● **Exercise objective**
All the data beneath this line is to be reproduced exactly.

● **Source data**
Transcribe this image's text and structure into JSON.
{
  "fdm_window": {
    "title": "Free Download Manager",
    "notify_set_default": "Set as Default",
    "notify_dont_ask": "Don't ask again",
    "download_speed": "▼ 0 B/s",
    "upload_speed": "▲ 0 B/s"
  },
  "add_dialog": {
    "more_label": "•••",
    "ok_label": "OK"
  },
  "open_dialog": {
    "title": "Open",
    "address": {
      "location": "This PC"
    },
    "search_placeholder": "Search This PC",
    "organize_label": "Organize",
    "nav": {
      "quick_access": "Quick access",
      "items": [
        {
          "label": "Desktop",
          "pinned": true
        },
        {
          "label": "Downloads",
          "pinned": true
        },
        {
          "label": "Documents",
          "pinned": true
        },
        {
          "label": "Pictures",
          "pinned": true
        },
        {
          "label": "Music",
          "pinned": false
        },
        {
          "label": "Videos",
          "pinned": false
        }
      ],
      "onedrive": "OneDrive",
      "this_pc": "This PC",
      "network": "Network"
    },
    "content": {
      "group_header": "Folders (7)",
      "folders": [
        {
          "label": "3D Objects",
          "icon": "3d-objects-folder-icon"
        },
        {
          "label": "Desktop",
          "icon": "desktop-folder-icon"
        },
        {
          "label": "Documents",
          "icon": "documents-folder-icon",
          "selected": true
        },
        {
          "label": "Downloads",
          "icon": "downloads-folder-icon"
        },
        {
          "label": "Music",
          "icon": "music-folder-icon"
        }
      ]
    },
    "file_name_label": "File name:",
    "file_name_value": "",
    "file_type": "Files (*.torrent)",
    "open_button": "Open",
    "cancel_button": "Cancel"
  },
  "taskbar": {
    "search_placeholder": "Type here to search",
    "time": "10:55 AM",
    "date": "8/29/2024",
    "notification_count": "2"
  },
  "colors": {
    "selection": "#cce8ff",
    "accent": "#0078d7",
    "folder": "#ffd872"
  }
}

● **Response below**
Transcribe this image's text and structure into JSON.
{
  "fdm_window": {
    "title": "Free Download Manager",
    "notify_set_default": "Set as Default",
    "notify_dont_ask": "Don't ask again",
    "download_speed": "▼ 0 B/s",
    "upload_speed": "▲ 0 B/s"
  },
  "add_dialog": {
    "more_label": "•••",
    "ok_label": "OK"
  },
  "open_dialog": {
    "title": "Open",
    "address": {
      "location": "This PC"
    },
    "search_placeholder": "Search This PC",
    "organize_label": "Organize",
    "nav": {
      "quick_access": "Quick access",
      "items": [
        {
          "label": "Desktop",
          "pinned": true
        },
        {
          "label": "Downloads",
          "pinned": true
        },
        {
          "label": "Documents",
          "pinned": true
        },
        {
          "label": "Pictures",
          "pinned": true
        },
        {
          "label": "Music",
          "pinned": false
        },
        {
          "label": "Videos",
          "pinned": false
        }
      ],
      "onedrive": "OneDrive",
      "this_pc": "This PC",
      "network": "Network"
    },
    "content": {
      "group_header": "Folders (7)",
      "folders": [
        {
          "label": "3D Objects",
          "icon": "3d-objects-folder-icon"
        },
        {
          "label": "Desktop",
          "icon": "desktop-folder-icon"
        },
        {
          "label": "Documents",
          "icon": "documents-folder-icon",
          "selected": true
        },
        {
          "label": "Downloads",
          "icon": "downloads-folder-icon"
        },
        {
          "label": "Music",
          "icon": "music-folder-icon"
        }
      ]
    },
    "file_name_label": "File name:",
    "file_name_value": "",
    "file_type": "Files (*.torrent)",
    "open_button": "Open",
    "cancel_button": "Cancel"
  },
  "taskbar": {
    "search_placeholder": "Type here to search",
    "time": "10:55 AM",
    "date": "8/29/2024",
    "notification_count": "2"
  },
  "colors": {
    "selection": "#cce8ff",
    "accent": "#0078d7",
    "folder": "#ffd872"
  }
}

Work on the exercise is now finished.